The whole place gave me the creeps. I felt, for the first time in a long while, the pang of physical fear, like maybe alone on a remote plateau in a remote region of already-remote Bulgaria wasn't the best place to try my luck against snakes and spiders and whatever man had done to the rock in front of me. I turned and descended, more scrapes at my shins. Getting back onto level (though still hopelessly rocky) ground, I nonetheless continued onward, not back toward the safe staircase but further along the unexplored rim, rounding it until it once again disintegrated and forced me back. On my return route, I again eyed the odd chunk of earth atop the hill, and sighed heavily. Okay, round two.
Here's the thing: I knew this was a reckless way of life, I know it is. I know it's foolish and arrogant and dangerous, that I have mortal limits and those limits will find me one day, that one day my wings will melt and I'll hit the ground hard. I know that one should stick to the trail and travel with a buddy and not charge headlong up steep hills on crumbling cliffs. I know this all, but here's the other thing: I knew that if I didn't see what was up there—like, really see it—I'd wonder and regret it for all those extra years of my life. So I sighed, and I breathed back in, and I once again bounded up the hill.
Blood dripped from cut knees, and everything itched. But soon I was right back where I'd been, and land mines be damned, I waltzed right through the three rows of posts, which, it seemed so obvious that second time, was not to keep people off the rocks but to keep the rocks off the people, sturdy steel to prevent landslides and rockslides from tumbling onto the Provadians far below (at least, I think). I walked past the posts and I scrambled up rocks and emerged victorious at the foot of the plateau-on-a-plateau. As I expected, I didn't actually see much. I still have no idea what purpose the pegs served (maybe just rebar to hold the whole thing together?), and the niches at the base, though clearly ancient cave dwellings, were littered with beer cans and rubbish from explorers past with less respect for the sanctity of the place. I read later that archaeologists several years back had discovered dwellings "near Provadia" that seemed to signal man's earliest settlement in Europe. Were these them? Or maybe the bachelor pads of that settlement's first outwardbound sons?

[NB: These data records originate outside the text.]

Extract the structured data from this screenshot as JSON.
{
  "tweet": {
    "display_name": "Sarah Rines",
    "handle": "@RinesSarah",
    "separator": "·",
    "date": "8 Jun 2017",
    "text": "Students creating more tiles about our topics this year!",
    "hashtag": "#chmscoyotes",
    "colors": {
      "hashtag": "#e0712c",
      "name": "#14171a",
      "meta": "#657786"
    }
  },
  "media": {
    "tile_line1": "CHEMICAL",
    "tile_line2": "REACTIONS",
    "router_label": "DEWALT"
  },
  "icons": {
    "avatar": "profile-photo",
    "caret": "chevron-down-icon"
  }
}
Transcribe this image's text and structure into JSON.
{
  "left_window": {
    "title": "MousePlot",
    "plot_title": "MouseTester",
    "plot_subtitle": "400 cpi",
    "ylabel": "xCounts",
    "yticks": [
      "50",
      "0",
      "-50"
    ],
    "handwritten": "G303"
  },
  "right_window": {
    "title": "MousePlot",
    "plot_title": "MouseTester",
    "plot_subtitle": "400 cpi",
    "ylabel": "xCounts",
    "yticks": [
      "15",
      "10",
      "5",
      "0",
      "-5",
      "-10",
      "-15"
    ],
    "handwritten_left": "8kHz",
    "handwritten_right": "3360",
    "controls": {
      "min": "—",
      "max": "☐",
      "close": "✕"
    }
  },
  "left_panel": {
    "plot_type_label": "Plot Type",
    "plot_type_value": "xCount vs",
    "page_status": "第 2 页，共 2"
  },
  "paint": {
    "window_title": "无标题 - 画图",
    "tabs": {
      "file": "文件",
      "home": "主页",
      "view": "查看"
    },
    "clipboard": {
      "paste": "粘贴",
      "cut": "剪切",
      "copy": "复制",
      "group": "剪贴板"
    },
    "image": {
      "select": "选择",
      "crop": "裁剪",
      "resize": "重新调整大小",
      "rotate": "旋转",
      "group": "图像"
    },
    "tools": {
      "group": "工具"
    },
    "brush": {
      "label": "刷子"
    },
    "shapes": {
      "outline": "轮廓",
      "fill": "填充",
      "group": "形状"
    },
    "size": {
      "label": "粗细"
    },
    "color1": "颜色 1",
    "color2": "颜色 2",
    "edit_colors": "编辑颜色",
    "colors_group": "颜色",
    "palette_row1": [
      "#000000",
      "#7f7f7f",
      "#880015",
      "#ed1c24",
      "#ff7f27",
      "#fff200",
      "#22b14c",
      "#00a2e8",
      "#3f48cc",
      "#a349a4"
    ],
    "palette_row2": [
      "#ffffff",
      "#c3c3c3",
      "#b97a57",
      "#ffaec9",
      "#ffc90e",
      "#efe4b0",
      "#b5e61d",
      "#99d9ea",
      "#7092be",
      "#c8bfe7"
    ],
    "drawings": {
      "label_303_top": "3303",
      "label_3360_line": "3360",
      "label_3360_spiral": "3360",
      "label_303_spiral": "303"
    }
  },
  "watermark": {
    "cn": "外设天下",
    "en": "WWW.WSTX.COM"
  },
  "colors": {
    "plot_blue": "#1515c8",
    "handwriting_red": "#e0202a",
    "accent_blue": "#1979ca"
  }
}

I liked the mystery of it. No nearby sign to give a clear answer, no guidebook to tell me about established fact. These just were. Satisfied with my "discovery," I left them in peace.
One more scurry down the hill brought me to that rocky edge with its overgrown weeds, and as I walked, my left foot hit a weak point in the rock and it gave way, pebbles tumbling off the precipice and my left heel sliding out with them right over the edge. Instantly, instinctively, I spun my hips to the right and folded my right knee down and over, striking my shin into the ground and pressing my toes firmly into the rock with a raised heel as my left shoe hooked the very ledge of the cliff. I froze, pumping adrenaline demanding silence from the pain in my right leg. Deep breaths, steady motions. Slowly, carefully, I dragged myself off the edge and heaved myself up onto my bloody legs, leaving some extra space between myself and the ledge for good measure.
I don't really think I saved myself with that maneuver; I think there were maybe ten other ways I could have fell without tumbling off the cliff, but the eleventh would not have been pretty. Rising to my feet and walking much more carefully back to the stairs, I nonetheless thanked good fortune and good reflex, glad that I had found a dash of adventure in Provadia after all.